Two more pints to go and I will have replenished the stocks that my son received - 8 precious pints - during the first year of his chemotherapy treatment for Acute Lymphoblastic Leukaemia. I have written before about the shock of his diagnosis, at the age of 2, on our wedding anniversary in 2006, and the heartache and tears of the 3 years 4 months of his treatment; the effects of the chemotherapy drugs and the steroids that he had to take, the birth of our daughter, 3 months after his diagnosis, and the relapse monster, who lurks at the back of our lives, occasionally rearing its ugly head. Thankfully, though, as I type, our funny, lovely, deep-thinking, healthy, nearly 9 yr old boy is snoring contentedly upstairs, free of the disease and with less than 2 years to get through before he will receive the all clear.
Before he became ill, blood donation had never featured in my life. The Husband donated regularly throughout his Army career, but I simply didn't appreciate the need for blood and how it can absolutely save lives. The 'do something amazing - give blood' tag line is no exaggeration. In Blue's case, the chemotherapy that he received not only wiped out the mutant cells that packed out his bone marrow, suffocating his system, but all the healthy blood cells. It became part of our routine - the chemo, a course of steroids when his appetite increased to gargantuan proportions followed by a lapse into lethargy. Regular - sometimes daily - blood tests would monitor his red blood cell count and as it dipped, the need for a transfusion would be debated with us by the
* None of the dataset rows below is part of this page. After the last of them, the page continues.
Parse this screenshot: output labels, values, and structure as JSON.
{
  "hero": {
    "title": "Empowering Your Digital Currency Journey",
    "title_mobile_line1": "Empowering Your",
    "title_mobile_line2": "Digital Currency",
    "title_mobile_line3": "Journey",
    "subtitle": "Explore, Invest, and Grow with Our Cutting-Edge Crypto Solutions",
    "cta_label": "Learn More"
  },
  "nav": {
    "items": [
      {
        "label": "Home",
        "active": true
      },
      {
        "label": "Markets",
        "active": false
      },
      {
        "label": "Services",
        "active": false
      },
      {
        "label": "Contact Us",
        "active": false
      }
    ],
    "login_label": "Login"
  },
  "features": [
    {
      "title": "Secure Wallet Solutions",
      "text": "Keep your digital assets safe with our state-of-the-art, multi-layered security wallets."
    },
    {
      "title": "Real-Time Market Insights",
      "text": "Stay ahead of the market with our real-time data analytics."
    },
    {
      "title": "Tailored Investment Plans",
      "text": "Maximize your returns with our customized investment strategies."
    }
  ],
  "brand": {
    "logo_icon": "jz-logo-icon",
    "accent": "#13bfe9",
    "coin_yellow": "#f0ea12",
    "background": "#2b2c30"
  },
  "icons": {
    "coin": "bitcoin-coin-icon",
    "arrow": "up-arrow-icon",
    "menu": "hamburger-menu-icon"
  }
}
On 8 occasions, including the night of his diagnosis when he was ravaged with the disease and an infection that he had picked up, and very seriously ill, he needed blood. 8 precious pints. I cannot begin to describe how grateful we were - and still are - that the blood was available. Over 4 hours, our boy would slowly fill back up with healthy blood - you could almost see it glugging in to him as his demeanour changed from pallid lethargy to chirpy 2 year old. Frequently, by the end of the transfusion, he would have a Rudolph red nose and be full of beans. He also had to have platelet transfusions on a number of occasions to prevent him bleeding to death. It sounds extreme but that's what we were facing. The disease is brutal, but the treatment is also cruel, and without blood and platelet transfusions, he would quite possibly have died,
Now, there are many reasons why people can't or won't give blood. You can't donate for a number of months after childbirth or an operation. There are a number of safety precautions in place to protect the blood stocks from contamination, and potential donors are asked a number of detailed screening questions. Some people who may otherwise be able to donate may have personal reasons for not wishing to donate, and that's fine by me.
The purpose of me writing this is not to make a judgment about, or change the minds of those who have decided not to give blood, but hopefully to touch people who, like me, have never really considered blood donation before, or have thought about donating but never quite get round to it because it always falls lower down the list of things to do. Only 4% of the population give blood, and looking at the National Blood Service Website, there are only blood stocks for 12 days in the case of AB positive blood type. In the case of O negative, there is only 3.5 days' stock.
Imagine if there wasn't enough. Imagine if it was your child, your husband, your mother who needed a pint and there wasn't enough. So if you've thought about it, but never quite got round to it, - go on - please - do something amazing.